Review:

Stolen Songbird, the first book in this trilogy was a magical read for me.  It had a lovely romance that built on the characters getting to know each other, a very suspenseful and fast-paced plot, and an intriguing take on trolls and their mythology.  The world-building was especially immersive, and I am delighted that all of the things I loved about the first book, is expanded and built upon beautifully in Hidden Huntress.

There's already a lot of tension in this story because of the way the first book ended.  While in the first book I did not always love the dual POV between Cécile and Tristan, in this book it was absolutely necessary and the two storylines meshed together perfectly.  It's also a major plus that both storylines were equally riveting.  Sometimes when a book switches to a different plot line at the end of a chapter, I feel frustrated and indifferent to the new direction the story takes because I want to keep going with the other set of characters, but with Hidden Huntress, I was totally engrossed the whole way through.  The author did such a wondrous job of keeping the pace and the interest in both plot lines pretty high all the way.  This is such an excellently plotted book - there is no second-book syndrome here!

With the romance between Cécile and Tristan being part of the reason why I loved the first book so much, I was afraid I wouldn't enjoy this one because of the circumstances from the first book.  But again the author manages to keep the tension of the romance going despite the separation.  And I was totally satisfied with every aspect of it.  Cécile and Tristan have such great chemistry as characters - it's so easy to understand them and root for their happy ending.

Another aspect that I loved about this book is learning more about the fantasy world.  This story takes some interesting twists, and manages to make the world of Trianon just as fascinating as Trollus.  Which, given how wonderfully detailed Trollus was in the first book, is no small feat!  I also loved getting to see more of Cécile's family and friends which helped to flesh out more of Cécile's character.

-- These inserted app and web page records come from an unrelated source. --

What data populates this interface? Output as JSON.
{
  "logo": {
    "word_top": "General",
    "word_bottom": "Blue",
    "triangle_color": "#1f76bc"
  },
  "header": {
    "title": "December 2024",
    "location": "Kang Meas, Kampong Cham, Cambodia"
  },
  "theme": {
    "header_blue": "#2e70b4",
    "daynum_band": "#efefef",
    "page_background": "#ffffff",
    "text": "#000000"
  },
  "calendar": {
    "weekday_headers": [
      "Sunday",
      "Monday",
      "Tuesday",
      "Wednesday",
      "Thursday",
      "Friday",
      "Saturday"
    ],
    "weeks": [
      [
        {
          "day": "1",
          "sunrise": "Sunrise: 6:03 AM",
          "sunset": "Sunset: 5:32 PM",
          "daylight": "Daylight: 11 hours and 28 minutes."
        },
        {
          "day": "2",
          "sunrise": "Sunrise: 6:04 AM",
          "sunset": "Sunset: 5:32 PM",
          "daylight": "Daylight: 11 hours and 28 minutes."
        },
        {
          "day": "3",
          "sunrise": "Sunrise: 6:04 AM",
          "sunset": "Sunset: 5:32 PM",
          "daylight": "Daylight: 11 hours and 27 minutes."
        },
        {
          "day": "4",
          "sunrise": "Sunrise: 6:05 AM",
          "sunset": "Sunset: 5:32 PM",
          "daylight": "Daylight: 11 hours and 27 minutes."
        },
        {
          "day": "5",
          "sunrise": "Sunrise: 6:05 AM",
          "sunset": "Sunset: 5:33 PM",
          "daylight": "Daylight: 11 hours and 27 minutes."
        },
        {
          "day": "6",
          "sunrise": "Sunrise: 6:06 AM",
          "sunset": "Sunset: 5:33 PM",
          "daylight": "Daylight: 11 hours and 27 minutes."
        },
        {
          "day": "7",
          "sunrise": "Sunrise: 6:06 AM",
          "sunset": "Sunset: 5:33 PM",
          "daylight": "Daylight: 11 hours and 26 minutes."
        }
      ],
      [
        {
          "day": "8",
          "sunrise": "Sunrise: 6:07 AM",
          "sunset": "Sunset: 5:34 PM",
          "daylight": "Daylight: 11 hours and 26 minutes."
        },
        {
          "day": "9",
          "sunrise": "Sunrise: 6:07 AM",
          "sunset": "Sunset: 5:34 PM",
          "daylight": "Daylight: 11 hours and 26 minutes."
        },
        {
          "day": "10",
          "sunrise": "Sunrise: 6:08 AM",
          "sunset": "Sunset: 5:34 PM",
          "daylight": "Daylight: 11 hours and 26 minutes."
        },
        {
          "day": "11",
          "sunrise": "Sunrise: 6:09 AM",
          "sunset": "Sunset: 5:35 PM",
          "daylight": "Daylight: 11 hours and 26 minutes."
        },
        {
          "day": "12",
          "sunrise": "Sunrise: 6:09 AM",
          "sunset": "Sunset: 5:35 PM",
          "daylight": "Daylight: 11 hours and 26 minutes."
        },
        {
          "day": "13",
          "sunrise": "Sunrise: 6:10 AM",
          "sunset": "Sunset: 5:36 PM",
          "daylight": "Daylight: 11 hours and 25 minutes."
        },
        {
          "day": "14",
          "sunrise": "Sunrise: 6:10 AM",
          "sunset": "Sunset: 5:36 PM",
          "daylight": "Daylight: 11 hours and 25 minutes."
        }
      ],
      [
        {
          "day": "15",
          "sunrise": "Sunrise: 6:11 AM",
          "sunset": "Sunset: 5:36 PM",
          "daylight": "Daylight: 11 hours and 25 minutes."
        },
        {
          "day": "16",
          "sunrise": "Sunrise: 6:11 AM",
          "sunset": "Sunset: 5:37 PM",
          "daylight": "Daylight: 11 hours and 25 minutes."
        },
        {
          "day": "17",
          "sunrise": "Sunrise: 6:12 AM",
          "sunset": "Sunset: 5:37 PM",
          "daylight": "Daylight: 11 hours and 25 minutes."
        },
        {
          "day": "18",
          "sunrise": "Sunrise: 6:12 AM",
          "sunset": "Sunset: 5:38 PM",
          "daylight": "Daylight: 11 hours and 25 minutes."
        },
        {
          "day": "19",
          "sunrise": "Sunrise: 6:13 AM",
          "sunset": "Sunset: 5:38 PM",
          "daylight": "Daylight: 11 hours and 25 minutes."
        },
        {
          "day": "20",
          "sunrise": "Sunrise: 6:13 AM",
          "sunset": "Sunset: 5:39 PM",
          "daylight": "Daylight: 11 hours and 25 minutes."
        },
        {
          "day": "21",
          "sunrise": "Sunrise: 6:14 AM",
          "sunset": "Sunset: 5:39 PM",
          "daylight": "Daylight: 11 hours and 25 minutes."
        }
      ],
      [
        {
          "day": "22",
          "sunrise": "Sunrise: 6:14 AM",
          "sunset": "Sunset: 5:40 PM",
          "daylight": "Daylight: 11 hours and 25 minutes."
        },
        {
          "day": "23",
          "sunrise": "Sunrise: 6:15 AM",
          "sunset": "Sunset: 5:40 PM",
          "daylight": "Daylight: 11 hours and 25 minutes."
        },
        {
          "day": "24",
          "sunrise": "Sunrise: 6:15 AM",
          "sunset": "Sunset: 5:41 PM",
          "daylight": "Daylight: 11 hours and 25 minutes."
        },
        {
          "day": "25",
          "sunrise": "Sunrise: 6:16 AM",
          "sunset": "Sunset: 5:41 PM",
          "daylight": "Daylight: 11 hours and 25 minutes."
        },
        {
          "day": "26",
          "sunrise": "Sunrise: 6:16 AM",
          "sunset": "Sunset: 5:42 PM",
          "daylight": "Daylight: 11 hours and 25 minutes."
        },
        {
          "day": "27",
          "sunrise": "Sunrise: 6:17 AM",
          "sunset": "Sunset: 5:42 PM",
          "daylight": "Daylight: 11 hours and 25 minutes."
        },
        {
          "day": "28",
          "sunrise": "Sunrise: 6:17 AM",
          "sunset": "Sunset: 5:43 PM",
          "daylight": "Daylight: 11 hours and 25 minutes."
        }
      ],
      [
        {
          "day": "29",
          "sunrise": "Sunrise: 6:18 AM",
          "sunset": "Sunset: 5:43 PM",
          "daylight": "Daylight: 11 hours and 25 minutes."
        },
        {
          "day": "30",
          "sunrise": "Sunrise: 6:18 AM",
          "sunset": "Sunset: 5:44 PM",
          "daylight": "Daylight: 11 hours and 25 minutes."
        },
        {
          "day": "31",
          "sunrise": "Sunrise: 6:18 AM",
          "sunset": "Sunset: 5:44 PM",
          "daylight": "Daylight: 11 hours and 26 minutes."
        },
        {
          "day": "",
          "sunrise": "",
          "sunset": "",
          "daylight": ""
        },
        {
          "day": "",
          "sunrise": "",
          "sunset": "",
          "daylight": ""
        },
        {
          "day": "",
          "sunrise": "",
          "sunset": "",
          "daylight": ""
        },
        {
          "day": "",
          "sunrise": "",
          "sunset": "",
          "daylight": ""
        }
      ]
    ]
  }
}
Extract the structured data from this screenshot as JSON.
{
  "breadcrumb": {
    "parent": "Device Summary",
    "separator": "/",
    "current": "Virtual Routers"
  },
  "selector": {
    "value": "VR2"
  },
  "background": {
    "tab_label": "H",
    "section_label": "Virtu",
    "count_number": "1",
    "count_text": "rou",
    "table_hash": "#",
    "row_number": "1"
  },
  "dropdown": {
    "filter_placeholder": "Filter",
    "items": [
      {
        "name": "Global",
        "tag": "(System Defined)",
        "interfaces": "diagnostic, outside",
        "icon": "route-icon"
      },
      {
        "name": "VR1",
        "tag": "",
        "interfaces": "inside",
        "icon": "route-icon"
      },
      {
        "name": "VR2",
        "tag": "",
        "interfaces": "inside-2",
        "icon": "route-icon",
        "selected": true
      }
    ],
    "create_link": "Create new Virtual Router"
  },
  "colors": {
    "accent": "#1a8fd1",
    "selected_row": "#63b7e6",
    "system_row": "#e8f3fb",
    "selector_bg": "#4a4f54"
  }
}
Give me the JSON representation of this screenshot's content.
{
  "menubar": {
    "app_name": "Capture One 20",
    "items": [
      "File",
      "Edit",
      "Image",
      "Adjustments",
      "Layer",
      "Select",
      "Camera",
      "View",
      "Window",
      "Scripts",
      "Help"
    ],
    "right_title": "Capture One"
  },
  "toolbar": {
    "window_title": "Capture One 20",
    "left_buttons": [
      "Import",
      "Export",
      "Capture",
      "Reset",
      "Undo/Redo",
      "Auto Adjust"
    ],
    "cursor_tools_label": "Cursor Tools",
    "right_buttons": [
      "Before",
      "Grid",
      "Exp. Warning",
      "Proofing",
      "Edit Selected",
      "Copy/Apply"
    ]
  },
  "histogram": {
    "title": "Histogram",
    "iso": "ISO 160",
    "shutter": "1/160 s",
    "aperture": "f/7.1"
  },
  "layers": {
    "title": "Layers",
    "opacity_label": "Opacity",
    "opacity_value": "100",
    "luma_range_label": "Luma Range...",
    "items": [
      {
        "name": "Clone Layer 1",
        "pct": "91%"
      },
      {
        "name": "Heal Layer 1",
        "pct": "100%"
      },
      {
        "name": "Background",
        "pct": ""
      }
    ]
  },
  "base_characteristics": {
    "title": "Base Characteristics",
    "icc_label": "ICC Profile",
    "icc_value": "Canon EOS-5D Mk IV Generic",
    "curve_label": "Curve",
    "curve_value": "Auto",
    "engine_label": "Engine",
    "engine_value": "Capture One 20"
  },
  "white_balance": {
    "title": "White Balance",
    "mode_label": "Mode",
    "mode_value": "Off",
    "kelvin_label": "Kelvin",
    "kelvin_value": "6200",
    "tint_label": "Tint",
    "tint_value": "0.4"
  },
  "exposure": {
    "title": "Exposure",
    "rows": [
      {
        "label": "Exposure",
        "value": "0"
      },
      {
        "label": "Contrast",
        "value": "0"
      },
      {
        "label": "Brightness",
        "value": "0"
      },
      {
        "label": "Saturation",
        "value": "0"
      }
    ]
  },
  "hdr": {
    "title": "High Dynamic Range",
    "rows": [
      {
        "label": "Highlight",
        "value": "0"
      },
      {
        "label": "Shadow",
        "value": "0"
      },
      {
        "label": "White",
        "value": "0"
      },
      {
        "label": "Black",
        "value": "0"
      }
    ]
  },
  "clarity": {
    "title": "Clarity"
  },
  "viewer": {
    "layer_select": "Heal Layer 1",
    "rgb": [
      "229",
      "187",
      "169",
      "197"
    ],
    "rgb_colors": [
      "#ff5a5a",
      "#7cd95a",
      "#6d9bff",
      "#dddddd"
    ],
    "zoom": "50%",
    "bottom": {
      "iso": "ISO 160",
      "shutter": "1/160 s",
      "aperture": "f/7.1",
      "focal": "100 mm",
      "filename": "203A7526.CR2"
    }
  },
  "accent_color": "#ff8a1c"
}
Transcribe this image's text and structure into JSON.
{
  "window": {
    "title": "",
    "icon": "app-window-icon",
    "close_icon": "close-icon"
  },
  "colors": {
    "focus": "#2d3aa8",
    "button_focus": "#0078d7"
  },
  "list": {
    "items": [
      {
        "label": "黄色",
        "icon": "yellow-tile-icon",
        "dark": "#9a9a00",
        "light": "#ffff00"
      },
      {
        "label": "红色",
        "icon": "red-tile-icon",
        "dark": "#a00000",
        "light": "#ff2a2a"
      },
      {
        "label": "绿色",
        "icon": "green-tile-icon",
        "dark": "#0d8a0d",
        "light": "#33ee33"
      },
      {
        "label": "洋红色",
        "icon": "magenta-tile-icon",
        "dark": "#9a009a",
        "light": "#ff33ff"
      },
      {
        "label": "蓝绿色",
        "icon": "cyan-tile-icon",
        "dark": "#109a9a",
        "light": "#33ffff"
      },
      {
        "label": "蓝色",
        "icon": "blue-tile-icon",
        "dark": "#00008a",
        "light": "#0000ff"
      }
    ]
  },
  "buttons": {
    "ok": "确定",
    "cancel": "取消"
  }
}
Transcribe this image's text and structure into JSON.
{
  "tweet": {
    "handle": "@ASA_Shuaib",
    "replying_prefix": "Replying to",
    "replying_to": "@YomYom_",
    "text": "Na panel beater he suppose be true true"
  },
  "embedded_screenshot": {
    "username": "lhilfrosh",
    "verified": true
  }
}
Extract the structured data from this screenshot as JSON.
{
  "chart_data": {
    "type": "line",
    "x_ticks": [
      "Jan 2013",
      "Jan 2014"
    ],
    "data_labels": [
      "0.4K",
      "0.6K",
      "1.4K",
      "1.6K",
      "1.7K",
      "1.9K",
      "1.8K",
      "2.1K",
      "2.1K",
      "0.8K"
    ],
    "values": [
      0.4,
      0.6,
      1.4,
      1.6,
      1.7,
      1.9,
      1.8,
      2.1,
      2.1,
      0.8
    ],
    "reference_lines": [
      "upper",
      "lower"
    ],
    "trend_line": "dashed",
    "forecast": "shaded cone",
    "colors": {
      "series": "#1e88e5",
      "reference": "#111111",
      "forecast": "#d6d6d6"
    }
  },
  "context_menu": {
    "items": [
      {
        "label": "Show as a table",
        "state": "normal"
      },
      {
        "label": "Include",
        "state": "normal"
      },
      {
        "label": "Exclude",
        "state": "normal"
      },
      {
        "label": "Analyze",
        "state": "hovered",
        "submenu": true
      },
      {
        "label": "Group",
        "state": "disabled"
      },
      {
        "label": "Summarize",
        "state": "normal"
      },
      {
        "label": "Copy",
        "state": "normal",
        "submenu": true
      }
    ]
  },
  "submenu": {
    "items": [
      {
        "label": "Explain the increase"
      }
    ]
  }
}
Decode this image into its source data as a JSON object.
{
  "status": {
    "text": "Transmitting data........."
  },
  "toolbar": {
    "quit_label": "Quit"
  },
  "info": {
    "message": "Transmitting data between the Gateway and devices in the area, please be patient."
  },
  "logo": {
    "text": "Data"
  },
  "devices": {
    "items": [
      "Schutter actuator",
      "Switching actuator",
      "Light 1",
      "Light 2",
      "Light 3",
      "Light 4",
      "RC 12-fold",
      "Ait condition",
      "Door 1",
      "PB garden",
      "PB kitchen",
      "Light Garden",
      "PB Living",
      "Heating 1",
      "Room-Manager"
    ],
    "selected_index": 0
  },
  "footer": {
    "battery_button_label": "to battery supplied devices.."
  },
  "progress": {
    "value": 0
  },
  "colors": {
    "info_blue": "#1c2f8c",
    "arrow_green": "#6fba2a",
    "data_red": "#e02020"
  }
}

Even though the ending, which is very dramatic, sets up the third book beautifully,  I was so glad that some important plot threads were wrapped up, and there's a real sense that the story and the characters are developing believably.  This was an exciting read, with just more of everything that made the first book amazing.  I can't remember the last time I was so completely satisfied with a book in every respect.   If you want a gorgeously detailed fantasy with strong characters and a romance that will make you melt, this is the series for you!

(I received this book from the publisher or author for a fair and honest review. I was not compensated for this review.)

Hidden Huntress comes out tomorrow, June 2nd!  And ICYMI here's my interview with the author from last week.